In the Arkansas General Assembly, there are high-profile legislators, lawmakers with strengths in key areas, and some who are more effective working behind the scenes. With that in mind, here are my picks for the 5 most influential Republican state legislators who are "driving the debate" at the state capitol.
Sen. Gilbert Baker (R-Conway) – Baker’s position as a ten-year veteran in the Senate and his reputation for working in a bipartisan manner secured him the influential position of Senate Co-Chair of the Joint Budget Committee. As the committee responsible for budget appropriation, it is perhaps the most important body within the state legislature. In addition, Baker was an insider in Senate leadership where many times the real debate takes place behind the scenes. His proposed tax cut on used cars was one of only a handful that managed to make its way into the final tax cut package. Although Baker did experience one high profile disagreement with House Republicans over which tax cuts to pass, he ultimately used his legislative skills and experience to his advantage.
Rep. Jonathan Barnett (R-Siloam Springs) – Rep. Barnett drew criticism from many conservatives for his support of several tax increases, but this list is the most influential Republicans not the most conservative so in this respect he makes my list. As a former Highway Commissioner appointed by Gov. Mike Huckabee, Barnett made no secret or apology for his goal of finding a revenue stream to fund new highway construction and maintenance. As the chairman of the House Transportation Committee, Barnett became the key ally of Speaker Robert Moore in passing two separate highway bond proposals coupled with tax increases that will be referred to voters for their approval. He also used his influence to bring enough Republicans on board to have the measure pass the House with broad bipartisan support.
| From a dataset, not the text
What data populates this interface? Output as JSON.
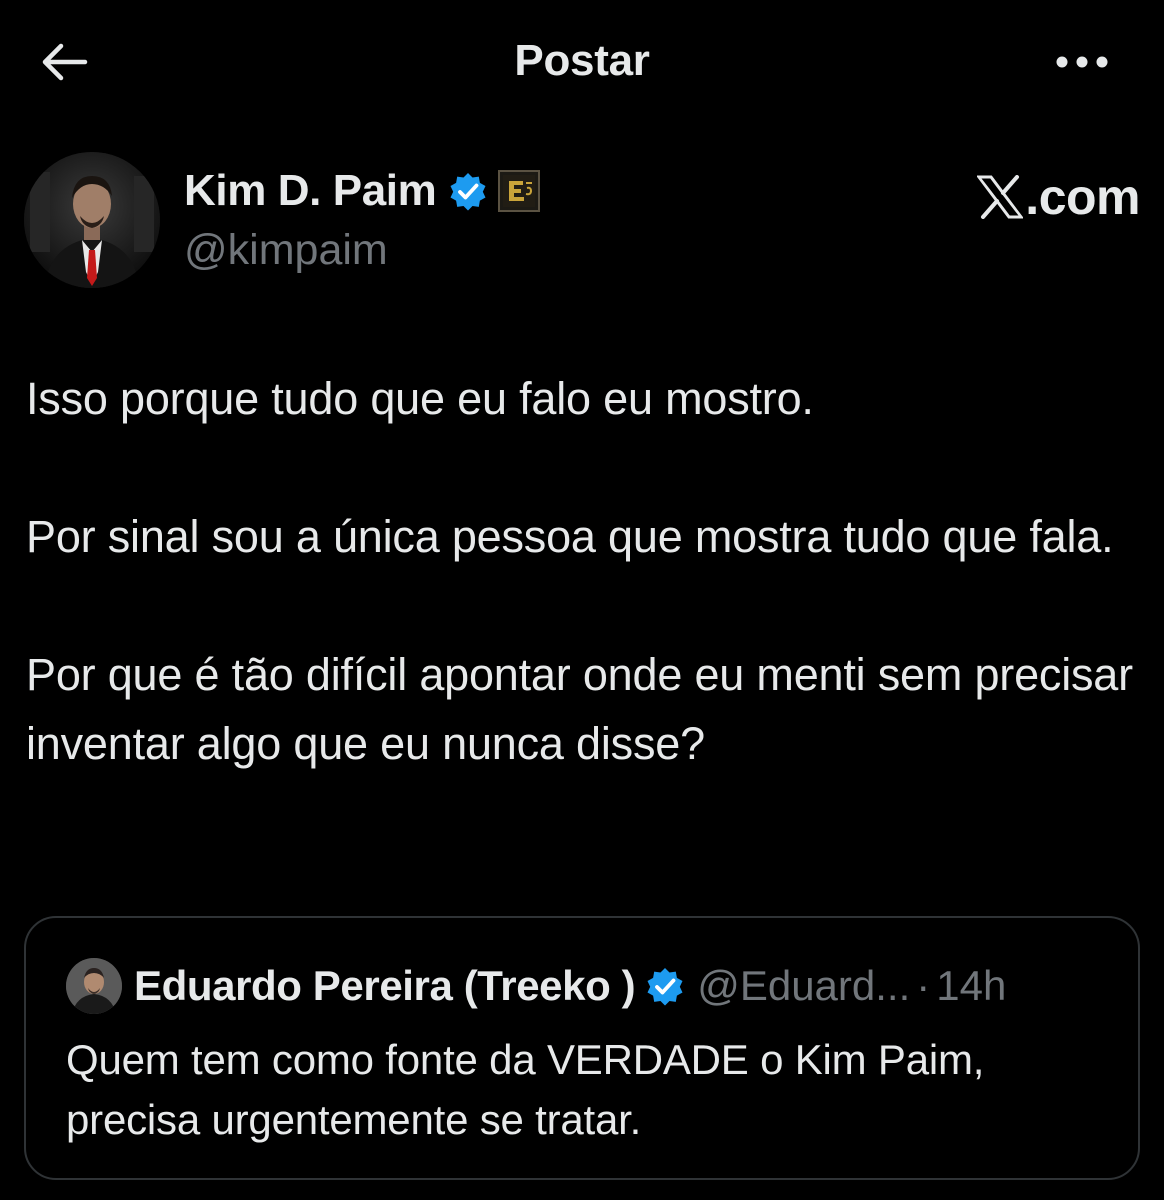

Rep. John Burris (R-Harrison) - As the leader of a record number of House Republicans, Burris was thrust in a position of influence that required careful diplomacy. The new robust Republican minority with 45 members was made up of many points of view. Burris managed to unite the new Tea Party members with more establishment and moderate Republicans, while at the same time reaching out to a handful of conservative Democrats needed for passage of bills. This skill was critical in the final days of the session when debate heated up on implementation of the new health care exchanges and Congressional redistricting.
Rep. Davy Carter (R-Cabot) – Selected as Chairman of the House Committee on Revenue and Taxation, Rep. Carter achieved what many would have said was impossible only a year ago for a Republican. This position proved to be key in the passage of around $35 million in tax cuts. By carefully controlling the timing of the many tax cuts proposals that came through his committee, Carter allowed the House to be in on the tax cut negotiations that had previously been primarily between the Senate and Governor. Although Carter did not manage to pass every tax cut measure supported by Republicans, his influence led to more cuts than the majority party wanted to allow. In addition, Carter’s influence among his colleagues is evident. Although he has indicated he will not seek the Speaker’s chair, many believe he would be a favorite if he did. As it is, he is likely next in line to be the House Co-chair of the Joint Budget Committee. His strong influence is exercised judiciously and his future seems to be as bright as any state legislator.
Sen. Jonathan Dismang (R-Searcy) – Perhaps Dismang’s most high profile legislative achievement was successfully carrying Lt. Gov. Mark Darr’s "Open Checkbook" measure through both chambers. After the measure was rejected in the previous legislative session, Dismang managed to shepherd the bill with little opposition this time around. But his real behind-the-scenes achievement may have been missed by many observers. As a former House member with many close allies still in that chamber, Dismang served as a bridge between some of the fierce negotiations between the House and Senate. He may be one of the key unsung heroes in working out a deal on the tax cut package that was finally passed.
Honorable Mention: Rep. Terry Rice (R-Waldron), Rep. Duncan Baird (R-Bentonville), Sen. Jeremy Hutchinson (R-Little Rock), Sen. Johnny Key (R-Mountain Home), and Sen. Michael Lamoureux (R-Russellville).